**TO DO:**
Output the entries below without any alteration.

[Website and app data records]
───

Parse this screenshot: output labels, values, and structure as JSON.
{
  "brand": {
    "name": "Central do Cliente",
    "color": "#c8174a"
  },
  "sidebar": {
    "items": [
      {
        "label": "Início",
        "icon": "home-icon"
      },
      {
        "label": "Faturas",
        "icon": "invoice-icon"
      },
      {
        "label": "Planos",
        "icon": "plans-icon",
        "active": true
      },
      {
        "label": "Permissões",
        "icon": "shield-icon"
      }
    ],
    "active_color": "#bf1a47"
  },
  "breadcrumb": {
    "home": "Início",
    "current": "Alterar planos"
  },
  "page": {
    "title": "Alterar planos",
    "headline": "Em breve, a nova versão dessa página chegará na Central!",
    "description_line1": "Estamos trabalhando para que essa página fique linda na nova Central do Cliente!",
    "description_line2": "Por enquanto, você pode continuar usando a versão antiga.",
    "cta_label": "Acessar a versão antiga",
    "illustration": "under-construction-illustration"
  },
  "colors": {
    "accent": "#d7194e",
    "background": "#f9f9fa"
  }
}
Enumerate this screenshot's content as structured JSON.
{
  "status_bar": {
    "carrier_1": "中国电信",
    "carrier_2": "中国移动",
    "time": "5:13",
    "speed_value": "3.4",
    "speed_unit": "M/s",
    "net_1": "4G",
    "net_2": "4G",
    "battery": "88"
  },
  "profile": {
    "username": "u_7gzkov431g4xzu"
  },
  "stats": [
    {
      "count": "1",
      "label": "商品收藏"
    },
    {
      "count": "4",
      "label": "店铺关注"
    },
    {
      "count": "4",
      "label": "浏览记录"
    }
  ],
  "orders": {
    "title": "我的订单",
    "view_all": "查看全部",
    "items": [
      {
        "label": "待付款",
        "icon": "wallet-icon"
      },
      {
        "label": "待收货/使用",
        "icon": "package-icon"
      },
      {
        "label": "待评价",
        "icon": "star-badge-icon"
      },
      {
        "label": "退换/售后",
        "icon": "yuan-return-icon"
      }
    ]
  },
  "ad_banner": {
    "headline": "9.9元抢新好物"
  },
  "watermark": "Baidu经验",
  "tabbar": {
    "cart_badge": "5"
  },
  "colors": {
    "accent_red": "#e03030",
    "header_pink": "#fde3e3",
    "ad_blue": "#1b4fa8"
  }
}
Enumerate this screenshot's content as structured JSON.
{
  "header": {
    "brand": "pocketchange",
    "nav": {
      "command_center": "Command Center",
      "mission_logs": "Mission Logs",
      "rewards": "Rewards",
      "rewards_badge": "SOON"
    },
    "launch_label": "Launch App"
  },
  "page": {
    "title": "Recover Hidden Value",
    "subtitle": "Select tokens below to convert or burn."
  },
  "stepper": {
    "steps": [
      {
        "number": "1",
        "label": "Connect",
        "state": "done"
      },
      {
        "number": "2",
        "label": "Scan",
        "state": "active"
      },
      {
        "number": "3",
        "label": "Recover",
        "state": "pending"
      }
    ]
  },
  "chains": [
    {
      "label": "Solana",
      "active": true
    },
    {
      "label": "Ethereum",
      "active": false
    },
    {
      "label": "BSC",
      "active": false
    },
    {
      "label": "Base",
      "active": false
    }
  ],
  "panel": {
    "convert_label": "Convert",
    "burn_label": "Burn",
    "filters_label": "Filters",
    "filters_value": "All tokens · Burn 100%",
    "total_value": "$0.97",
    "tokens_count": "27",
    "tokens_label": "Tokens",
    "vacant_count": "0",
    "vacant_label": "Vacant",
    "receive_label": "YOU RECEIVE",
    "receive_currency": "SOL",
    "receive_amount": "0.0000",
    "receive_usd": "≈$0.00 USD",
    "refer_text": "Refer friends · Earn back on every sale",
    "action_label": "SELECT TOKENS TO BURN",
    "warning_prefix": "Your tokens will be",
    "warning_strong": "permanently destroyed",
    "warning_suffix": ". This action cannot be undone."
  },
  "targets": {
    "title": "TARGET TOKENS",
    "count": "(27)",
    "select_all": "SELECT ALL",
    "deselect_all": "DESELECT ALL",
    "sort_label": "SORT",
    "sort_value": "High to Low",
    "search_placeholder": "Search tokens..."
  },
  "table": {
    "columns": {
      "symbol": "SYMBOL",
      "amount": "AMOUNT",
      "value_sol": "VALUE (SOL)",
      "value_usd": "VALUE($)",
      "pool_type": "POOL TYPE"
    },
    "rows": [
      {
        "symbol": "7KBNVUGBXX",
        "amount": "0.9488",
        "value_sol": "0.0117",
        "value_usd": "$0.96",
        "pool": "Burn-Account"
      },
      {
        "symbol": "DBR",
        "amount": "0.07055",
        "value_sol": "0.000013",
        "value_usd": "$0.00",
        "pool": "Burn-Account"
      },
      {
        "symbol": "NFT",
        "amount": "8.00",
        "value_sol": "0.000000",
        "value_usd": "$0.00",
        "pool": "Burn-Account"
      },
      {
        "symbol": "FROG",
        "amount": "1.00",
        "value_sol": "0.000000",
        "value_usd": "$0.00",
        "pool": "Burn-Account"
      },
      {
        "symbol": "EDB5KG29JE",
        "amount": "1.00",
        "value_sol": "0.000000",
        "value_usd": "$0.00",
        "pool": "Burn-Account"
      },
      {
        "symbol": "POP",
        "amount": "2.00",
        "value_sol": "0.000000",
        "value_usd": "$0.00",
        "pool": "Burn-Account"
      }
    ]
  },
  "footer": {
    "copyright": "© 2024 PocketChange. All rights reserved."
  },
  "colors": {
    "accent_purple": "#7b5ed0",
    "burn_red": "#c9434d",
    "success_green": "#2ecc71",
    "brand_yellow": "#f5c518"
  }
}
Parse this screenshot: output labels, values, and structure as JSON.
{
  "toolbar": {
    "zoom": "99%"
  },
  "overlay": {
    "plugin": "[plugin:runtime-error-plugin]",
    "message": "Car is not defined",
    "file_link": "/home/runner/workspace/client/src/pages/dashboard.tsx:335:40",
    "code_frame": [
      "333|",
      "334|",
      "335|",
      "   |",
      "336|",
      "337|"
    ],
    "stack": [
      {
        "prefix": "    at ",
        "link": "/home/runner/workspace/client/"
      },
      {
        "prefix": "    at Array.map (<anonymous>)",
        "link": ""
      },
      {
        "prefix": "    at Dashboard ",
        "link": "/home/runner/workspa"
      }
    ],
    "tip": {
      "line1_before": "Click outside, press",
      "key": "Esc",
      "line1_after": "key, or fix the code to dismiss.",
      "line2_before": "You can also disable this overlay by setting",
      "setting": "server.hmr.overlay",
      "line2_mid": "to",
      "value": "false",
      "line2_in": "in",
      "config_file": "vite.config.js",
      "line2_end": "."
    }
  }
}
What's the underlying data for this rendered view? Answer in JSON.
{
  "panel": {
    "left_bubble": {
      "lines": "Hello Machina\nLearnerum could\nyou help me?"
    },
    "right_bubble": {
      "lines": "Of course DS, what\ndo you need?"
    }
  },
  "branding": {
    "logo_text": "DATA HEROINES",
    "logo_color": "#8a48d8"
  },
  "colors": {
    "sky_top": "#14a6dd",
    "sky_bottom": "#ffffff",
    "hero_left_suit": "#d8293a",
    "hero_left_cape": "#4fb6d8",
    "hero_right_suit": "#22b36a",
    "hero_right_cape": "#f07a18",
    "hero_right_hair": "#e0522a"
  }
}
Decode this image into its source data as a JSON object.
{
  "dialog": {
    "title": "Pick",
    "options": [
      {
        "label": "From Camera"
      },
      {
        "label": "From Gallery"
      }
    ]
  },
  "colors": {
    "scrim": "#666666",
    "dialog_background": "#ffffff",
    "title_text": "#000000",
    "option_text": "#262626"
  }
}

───

**ANSWER AREA:**
Parse this screenshot: output labels, values, and structure as JSON.
{
  "brand": {
    "name": "Central do Cliente",
    "color": "#c8174a"
  },
  "sidebar": {
    "items": [
      {
        "label": "Início",
        "icon": "home-icon"
      },
      {
        "label": "Faturas",
        "icon": "invoice-icon"
      },
      {
        "label": "Planos",
        "icon": "plans-icon",
        "active": true
      },
      {
        "label": "Permissões",
        "icon": "shield-icon"
      }
    ],
    "active_color": "#bf1a47"
  },
  "breadcrumb": {
    "home": "Início",
    "current": "Alterar planos"
  },
  "page": {
    "title": "Alterar planos",
    "headline": "Em breve, a nova versão dessa página chegará na Central!",
    "description_line1": "Estamos trabalhando para que essa página fique linda na nova Central do Cliente!",
    "description_line2": "Por enquanto, você pode continuar usando a versão antiga.",
    "cta_label": "Acessar a versão antiga",
    "illustration": "under-construction-illustration"
  },
  "colors": {
    "accent": "#d7194e",
    "background": "#f9f9fa"
  }
}
Enumerate this screenshot's content as structured JSON.
{
  "status_bar": {
    "carrier_1": "中国电信",
    "carrier_2": "中国移动",
    "time": "5:13",
    "speed_value": "3.4",
    "speed_unit": "M/s",
    "net_1": "4G",
    "net_2": "4G",
    "battery": "88"
  },
  "profile": {
    "username": "u_7gzkov431g4xzu"
  },
  "stats": [
    {
      "count": "1",
      "label": "商品收藏"
    },
    {
      "count": "4",
      "label": "店铺关注"
    },
    {
      "count": "4",
      "label": "浏览记录"
    }
  ],
  "orders": {
    "title": "我的订单",
    "view_all": "查看全部",
    "items": [
      {
        "label": "待付款",
        "icon": "wallet-icon"
      },
      {
        "label": "待收货/使用",
        "icon": "package-icon"
      },
      {
        "label": "待评价",
        "icon": "star-badge-icon"
      },
      {
        "label": "退换/售后",
        "icon": "yuan-return-icon"
      }
    ]
  },
  "ad_banner": {
    "headline": "9.9元抢新好物"
  },
  "watermark": "Baidu经验",
  "tabbar": {
    "cart_badge": "5"
  },
  "colors": {
    "accent_red": "#e03030",
    "header_pink": "#fde3e3",
    "ad_blue": "#1b4fa8"
  }
}
Enumerate this screenshot's content as structured JSON.
{
  "header": {
    "brand": "pocketchange",
    "nav": {
      "command_center": "Command Center",
      "mission_logs": "Mission Logs",
      "rewards": "Rewards",
      "rewards_badge": "SOON"
    },
    "launch_label": "Launch App"
  },
  "page": {
    "title": "Recover Hidden Value",
    "subtitle": "Select tokens below to convert or burn."
  },
  "stepper": {
    "steps": [
      {
        "number": "1",
        "label": "Connect",
        "state": "done"
      },
      {
        "number": "2",
        "label": "Scan",
        "state": "active"
      },
      {
        "number": "3",
        "label": "Recover",
        "state": "pending"
      }
    ]
  },
  "chains": [
    {
      "label": "Solana",
      "active": true
    },
    {
      "label": "Ethereum",
      "active": false
    },
    {
      "label": "BSC",
      "active": false
    },
    {
      "label": "Base",
      "active": false
    }
  ],
  "panel": {
    "convert_label": "Convert",
    "burn_label": "Burn",
    "filters_label": "Filters",
    "filters_value": "All tokens · Burn 100%",
    "total_value": "$0.97",
    "tokens_count": "27",
    "tokens_label": "Tokens",
    "vacant_count": "0",
    "vacant_label": "Vacant",
    "receive_label": "YOU RECEIVE",
    "receive_currency": "SOL",
    "receive_amount": "0.0000",
    "receive_usd": "≈$0.00 USD",
    "refer_text": "Refer friends · Earn back on every sale",
    "action_label": "SELECT TOKENS TO BURN",
    "warning_prefix": "Your tokens will be",
    "warning_strong": "permanently destroyed",
    "warning_suffix": ". This action cannot be undone."
  },
  "targets": {
    "title": "TARGET TOKENS",
    "count": "(27)",
    "select_all": "SELECT ALL",
    "deselect_all": "DESELECT ALL",
    "sort_label": "SORT",
    "sort_value": "High to Low",
    "search_placeholder": "Search tokens..."
  },
  "table": {
    "columns": {
      "symbol": "SYMBOL",
      "amount": "AMOUNT",
      "value_sol": "VALUE (SOL)",
      "value_usd": "VALUE($)",
      "pool_type": "POOL TYPE"
    },
    "rows": [
      {
        "symbol": "7KBNVUGBXX",
        "amount": "0.9488",
        "value_sol": "0.0117",
        "value_usd": "$0.96",
        "pool": "Burn-Account"
      },
      {
        "symbol": "DBR",
        "amount": "0.07055",
        "value_sol": "0.000013",
        "value_usd": "$0.00",
        "pool": "Burn-Account"
      },
      {
        "symbol": "NFT",
        "amount": "8.00",
        "value_sol": "0.000000",
        "value_usd": "$0.00",
        "pool": "Burn-Account"
      },
      {
        "symbol": "FROG",
        "amount": "1.00",
        "value_sol": "0.000000",
        "value_usd": "$0.00",
        "pool": "Burn-Account"
      },
      {
        "symbol": "EDB5KG29JE",
        "amount": "1.00",
        "value_sol": "0.000000",
        "value_usd": "$0.00",
        "pool": "Burn-Account"
      },
      {
        "symbol": "POP",
        "amount": "2.00",
        "value_sol": "0.000000",
        "value_usd": "$0.00",
        "pool": "Burn-Account"
      }
    ]
  },
  "footer": {
    "copyright": "© 2024 PocketChange. All rights reserved."
  },
  "colors": {
    "accent_purple": "#7b5ed0",
    "burn_red": "#c9434d",
    "success_green": "#2ecc71",
    "brand_yellow": "#f5c518"
  }
}
Parse this screenshot: output labels, values, and structure as JSON.
{
  "toolbar": {
    "zoom": "99%"
  },
  "overlay": {
    "plugin": "[plugin:runtime-error-plugin]",
    "message": "Car is not defined",
    "file_link": "/home/runner/workspace/client/src/pages/dashboard.tsx:335:40",
    "code_frame": [
      "333|",
      "334|",
      "335|",
      "   |",
      "336|",
      "337|"
    ],
    "stack": [
      {
        "prefix": "    at ",
        "link": "/home/runner/workspace/client/"
      },
      {
        "prefix": "    at Array.map (<anonymous>)",
        "link": ""
      },
      {
        "prefix": "    at Dashboard ",
        "link": "/home/runner/workspa"
      }
    ],
    "tip": {
      "line1_before": "Click outside, press",
      "key": "Esc",
      "line1_after": "key, or fix the code to dismiss.",
      "line2_before": "You can also disable this overlay by setting",
      "setting": "server.hmr.overlay",
      "line2_mid": "to",
      "value": "false",
      "line2_in": "in",
      "config_file": "vite.config.js",
      "line2_end": "."
    }
  }
}
What's the underlying data for this rendered view? Answer in JSON.
{
  "panel": {
    "left_bubble": {
      "lines": "Hello Machina\nLearnerum could\nyou help me?"
    },
    "right_bubble": {
      "lines": "Of course DS, what\ndo you need?"
    }
  },
  "branding": {
    "logo_text": "DATA HEROINES",
    "logo_color": "#8a48d8"
  },
  "colors": {
    "sky_top": "#14a6dd",
    "sky_bottom": "#ffffff",
    "hero_left_suit": "#d8293a",
    "hero_left_cape": "#4fb6d8",
    "hero_right_suit": "#22b36a",
    "hero_right_cape": "#f07a18",
    "hero_right_hair": "#e0522a"
  }
}
Decode this image into its source data as a JSON object.
{
  "dialog": {
    "title": "Pick",
    "options": [
      {
        "label": "From Camera"
      },
      {
        "label": "From Gallery"
      }
    ]
  },
  "colors": {
    "scrim": "#666666",
    "dialog_background": "#ffffff",
    "title_text": "#000000",
    "option_text": "#262626"
  }
}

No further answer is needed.